Come Sunday, I’ll be in a place I call ‘home’ in every sense of the word! The mere thought makes me feel all warm and fuzzy. I badly need the change of scene.
Last night, while on the verge of falling asleep, I remembered something that I had wanted to write about. I read something a couple of months ago and made a mental note to blog about it whenever I found time. But then, I got busy (like always) and the ‘note’ was pushed off to some corner of my mind. Only to resurface as a half-conscious thought, last night.
I came across this article in The Guardian about libraries – how they were ‘in danger’ and about a campaign that invited readers across the globe to write “love letters to their favourite libraries”. The idea had an instant connect with me and I knew that I wanted to write one, too.
My love-letter is to a very special library, one that does not exist anymore. Sometime in 2004, when I was in 8th standard, our school campus was relocated. While the library was, technically, shifted to another place, it wasn’t the same as the one we had in the old school. That library will always be a part of my fondest and most cherished school memories, for reasons more than one.
You might not remember me but I could never forget you. They say you always hold your first love as a dear memory. I think that applies for libraries as well. Atleast for a bookworm like me.
You were my very first library (and love)! I remember getting a glimpse of your interior sometime when I was in 1st or 2nd grade. Since then, I couldn’t wait to get inside and check out all those books. Finally, when I did enter the room, a year or so later, I was on cloud nine! It was love at first sight!

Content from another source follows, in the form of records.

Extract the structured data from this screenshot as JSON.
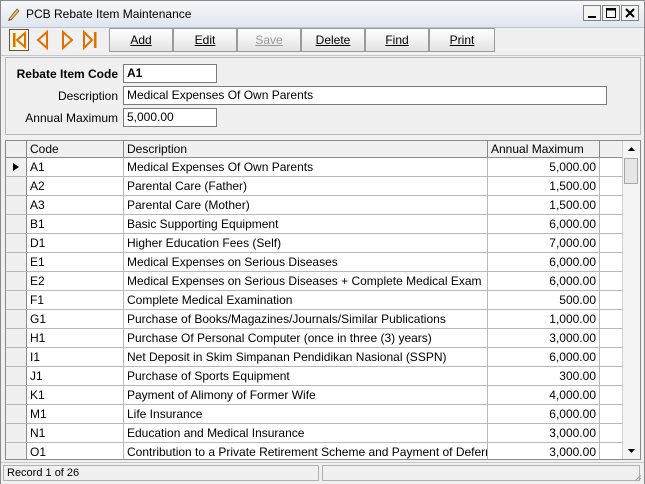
{
  "window": {
    "title": "PCB Rebate Item Maintenance",
    "app_icon": "pencil-icon",
    "controls": [
      "minimize-icon",
      "maximize-icon",
      "close-icon"
    ]
  },
  "toolbar": {
    "nav_icons": [
      "first-record-icon",
      "previous-record-icon",
      "next-record-icon",
      "last-record-icon"
    ],
    "add_label": "Add",
    "edit_label": "Edit",
    "save_label": "Save",
    "delete_label": "Delete",
    "find_label": "Find",
    "print_label": "Print",
    "accent_color": "#e07000"
  },
  "form": {
    "code_label": "Rebate Item Code",
    "code_value": "A1",
    "description_label": "Description",
    "description_value": "Medical Expenses Of Own Parents",
    "annual_max_label": "Annual Maximum",
    "annual_max_value": "5,000.00"
  },
  "grid": {
    "columns": [
      "Code",
      "Description",
      "Annual Maximum"
    ],
    "selected_row": 0,
    "rows": [
      {
        "code": "A1",
        "description": "Medical Expenses Of Own Parents",
        "max": "5,000.00"
      },
      {
        "code": "A2",
        "description": "Parental Care (Father)",
        "max": "1,500.00"
      },
      {
        "code": "A3",
        "description": "Parental Care (Mother)",
        "max": "1,500.00"
      },
      {
        "code": "B1",
        "description": "Basic Supporting Equipment",
        "max": "6,000.00"
      },
      {
        "code": "D1",
        "description": "Higher Education Fees (Self)",
        "max": "7,000.00"
      },
      {
        "code": "E1",
        "description": "Medical Expenses on Serious Diseases",
        "max": "6,000.00"
      },
      {
        "code": "E2",
        "description": "Medical Expenses on Serious Diseases + Complete Medical Exam",
        "max": "6,000.00"
      },
      {
        "code": "F1",
        "description": "Complete Medical Examination",
        "max": "500.00"
      },
      {
        "code": "G1",
        "description": "Purchase of Books/Magazines/Journals/Similar Publications",
        "max": "1,000.00"
      },
      {
        "code": "H1",
        "description": "Purchase Of Personal Computer (once in three (3) years)",
        "max": "3,000.00"
      },
      {
        "code": "I1",
        "description": "Net Deposit in Skim Simpanan Pendidikan Nasional (SSPN)",
        "max": "6,000.00"
      },
      {
        "code": "J1",
        "description": "Purchase of Sports Equipment",
        "max": "300.00"
      },
      {
        "code": "K1",
        "description": "Payment of Alimony of Former Wife",
        "max": "4,000.00"
      },
      {
        "code": "M1",
        "description": "Life Insurance",
        "max": "6,000.00"
      },
      {
        "code": "N1",
        "description": "Education and Medical Insurance",
        "max": "3,000.00"
      },
      {
        "code": "O1",
        "description": "Contribution to a Private Retirement Scheme and Payment of Deferred Annuity",
        "max": "3,000.00"
      }
    ]
  },
  "status": {
    "record_text": "Record 1 of 26"
  }
}
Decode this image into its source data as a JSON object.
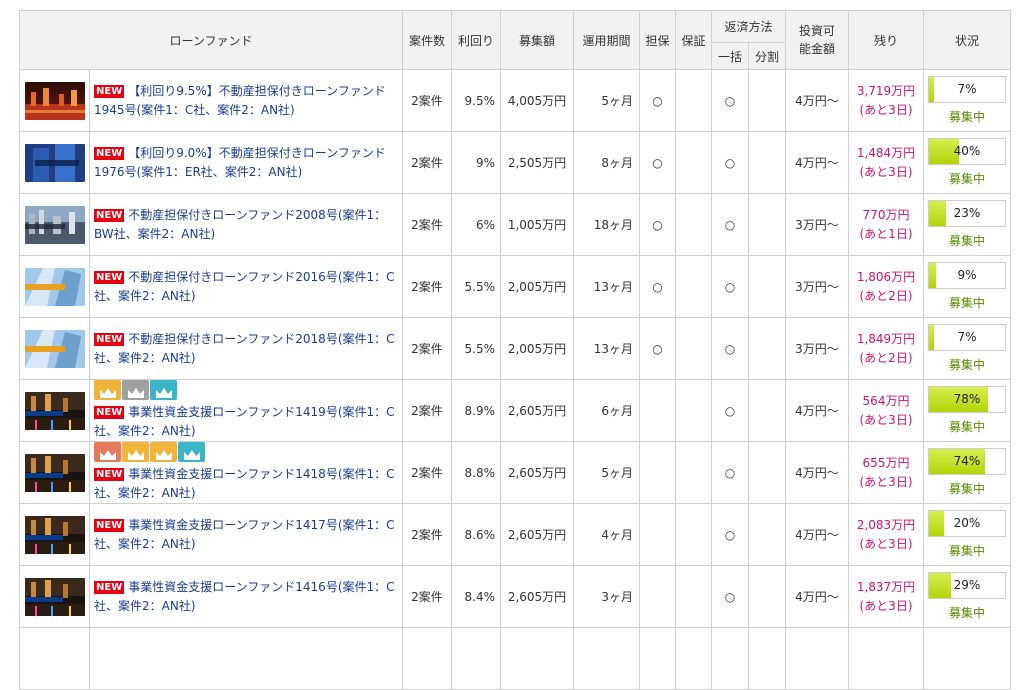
{
  "header": {
    "fund": "ローンファンド",
    "count": "案件数",
    "yield": "利回り",
    "amount": "募集額",
    "period": "運用期間",
    "collateral": "担保",
    "guarantee": "保証",
    "repay": "返済方法",
    "lump": "一括",
    "split": "分割",
    "min": "投資可能金額",
    "remain": "残り",
    "status": "状況"
  },
  "badge_new": "NEW",
  "colors": {
    "new_badge": "#e60012",
    "title_link": "#1a3c8c",
    "remaining": "#d1126b",
    "status_text": "#5a8a00",
    "bar_fill": "#c6e22a"
  },
  "rows": [
    {
      "thumb": "city-night-red",
      "crowns": [],
      "title": "【利回り9.5%】不動産担保付きローンファンド1945号(案件1：C社、案件2：AN社)",
      "count": "2案件",
      "yield": "9.5%",
      "amount": "4,005万円",
      "period": "5ヶ月",
      "collateral": "○",
      "guarantee": "",
      "lump": "○",
      "split": "",
      "min": "4万円〜",
      "remain": "3,719万円",
      "days": "(あと3日)",
      "pct": 7,
      "pct_label": "7%",
      "status": "募集中"
    },
    {
      "thumb": "building-blue",
      "crowns": [],
      "title": "【利回り9.0%】不動産担保付きローンファンド1976号(案件1：ER社、案件2：AN社)",
      "count": "2案件",
      "yield": "9%",
      "amount": "2,505万円",
      "period": "8ヶ月",
      "collateral": "○",
      "guarantee": "",
      "lump": "○",
      "split": "",
      "min": "4万円〜",
      "remain": "1,484万円",
      "days": "(あと3日)",
      "pct": 40,
      "pct_label": "40%",
      "status": "募集中"
    },
    {
      "thumb": "city-aerial",
      "crowns": [],
      "title": "不動産担保付きローンファンド2008号(案件1：BW社、案件2：AN社)",
      "count": "2案件",
      "yield": "6%",
      "amount": "1,005万円",
      "period": "18ヶ月",
      "collateral": "○",
      "guarantee": "",
      "lump": "○",
      "split": "",
      "min": "3万円〜",
      "remain": "770万円",
      "days": "(あと1日)",
      "pct": 23,
      "pct_label": "23%",
      "status": "募集中"
    },
    {
      "thumb": "building-sky",
      "crowns": [],
      "title": "不動産担保付きローンファンド2016号(案件1：C社、案件2：AN社)",
      "count": "2案件",
      "yield": "5.5%",
      "amount": "2,005万円",
      "period": "13ヶ月",
      "collateral": "○",
      "guarantee": "",
      "lump": "○",
      "split": "",
      "min": "3万円〜",
      "remain": "1,806万円",
      "days": "(あと2日)",
      "pct": 9,
      "pct_label": "9%",
      "status": "募集中"
    },
    {
      "thumb": "building-sky",
      "crowns": [],
      "title": "不動産担保付きローンファンド2018号(案件1：C社、案件2：AN社)",
      "count": "2案件",
      "yield": "5.5%",
      "amount": "2,005万円",
      "period": "13ヶ月",
      "collateral": "○",
      "guarantee": "",
      "lump": "○",
      "split": "",
      "min": "3万円〜",
      "remain": "1,849万円",
      "days": "(あと2日)",
      "pct": 7,
      "pct_label": "7%",
      "status": "募集中"
    },
    {
      "thumb": "harbor-night",
      "crowns": [
        "#f0b43c",
        "#a0a0a0",
        "#3cb4c8"
      ],
      "title": "事業性資金支援ローンファンド1419号(案件1：C社、案件2：AN社)",
      "count": "2案件",
      "yield": "8.9%",
      "amount": "2,605万円",
      "period": "6ヶ月",
      "collateral": "",
      "guarantee": "",
      "lump": "○",
      "split": "",
      "min": "4万円〜",
      "remain": "564万円",
      "days": "(あと3日)",
      "pct": 78,
      "pct_label": "78%",
      "status": "募集中"
    },
    {
      "thumb": "harbor-night",
      "crowns": [
        "#e8785a",
        "#f0b43c",
        "#f0b43c",
        "#3cb4c8"
      ],
      "title": "事業性資金支援ローンファンド1418号(案件1：C社、案件2：AN社)",
      "count": "2案件",
      "yield": "8.8%",
      "amount": "2,605万円",
      "period": "5ヶ月",
      "collateral": "",
      "guarantee": "",
      "lump": "○",
      "split": "",
      "min": "4万円〜",
      "remain": "655万円",
      "days": "(あと3日)",
      "pct": 74,
      "pct_label": "74%",
      "status": "募集中"
    },
    {
      "thumb": "harbor-night",
      "crowns": [],
      "title": "事業性資金支援ローンファンド1417号(案件1：C社、案件2：AN社)",
      "count": "2案件",
      "yield": "8.6%",
      "amount": "2,605万円",
      "period": "4ヶ月",
      "collateral": "",
      "guarantee": "",
      "lump": "○",
      "split": "",
      "min": "4万円〜",
      "remain": "2,083万円",
      "days": "(あと3日)",
      "pct": 20,
      "pct_label": "20%",
      "status": "募集中"
    },
    {
      "thumb": "harbor-night",
      "crowns": [],
      "title": "事業性資金支援ローンファンド1416号(案件1：C社、案件2：AN社)",
      "count": "2案件",
      "yield": "8.4%",
      "amount": "2,605万円",
      "period": "3ヶ月",
      "collateral": "",
      "guarantee": "",
      "lump": "○",
      "split": "",
      "min": "4万円〜",
      "remain": "1,837万円",
      "days": "(あと3日)",
      "pct": 29,
      "pct_label": "29%",
      "status": "募集中"
    }
  ]
}
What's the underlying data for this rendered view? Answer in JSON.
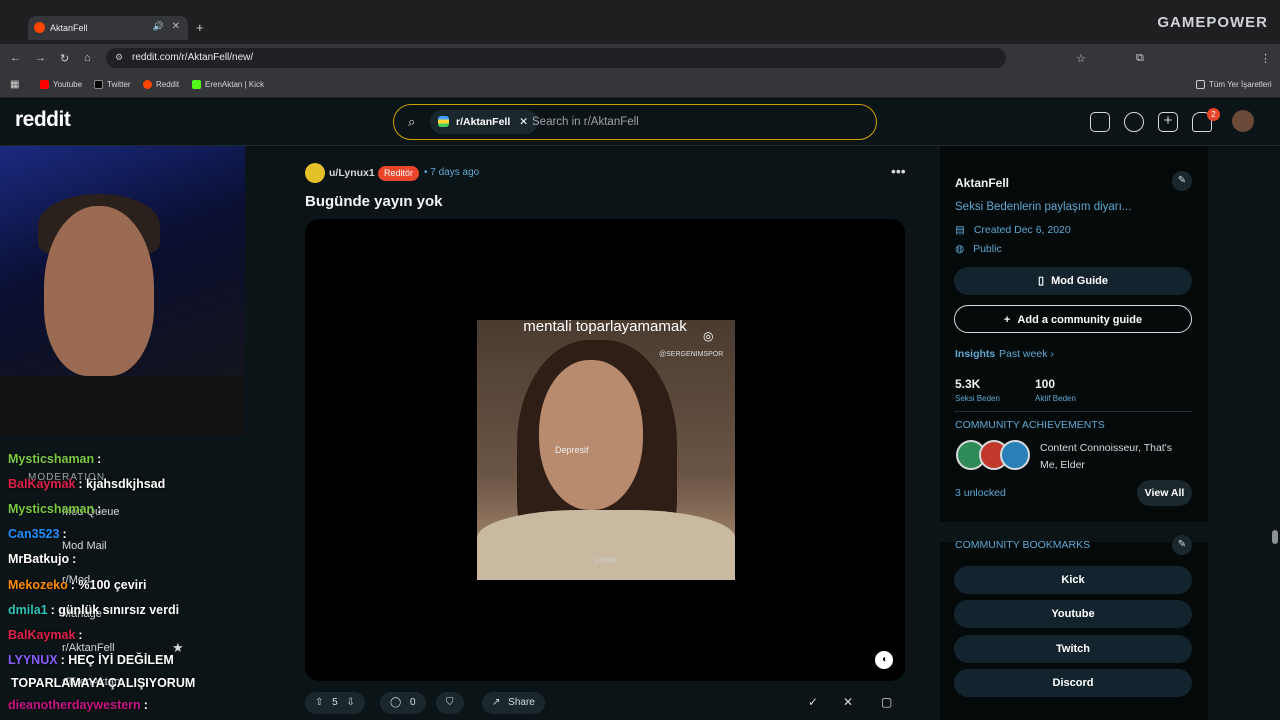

Dimly lit, with a mysterious air that hinted at all the treasure troves (read: books) waiting to be discovered, you had an old world charm about you. I loved spending time there, amidst shelves and shelves of books. We used to have a Library hour once every week and I remember waiting for it so eagerly. Waiting to meet you, to explore all that you had to offer me. Crossing your threshold was like entering into an entire new world, a space where everything else ceased to exist. It was just me, you and books. Even the air smelt of books, old and slightly tattered, adding to the magic.
You introduced me to Enid Blyton. I couldn’t get enough of Famous Five and the Five Find-Outers. I kept yearning to see more of you, and read more. You helped me take the first step into ‘Bookwormland’ and guided me along the journey, delighting me with the beautiful classics you held. I remember those years as a blur of Jules Verne, Charles Dickens, Louisa May Alcott, E. Nesbit (to name a few) and gems like Anne of Green Gables, Pollyanna and Jane Eyre.
I could never thank you enough for all that you have done for me. In so many ways, you made me what I am today. Hell, you might very well be the reason I write! Even though we had to part ways, I’ll never forget the time I spent with you, the happiness you gifted me. I know I never told you, but I love you; I always will. I believe you knew it all along. Every time I see the present library, or any library for that matter , I think of you and miss you. This is my way of trying to give back atleast a tiny bit of what you’ve given to me.
An ardent reader/admirer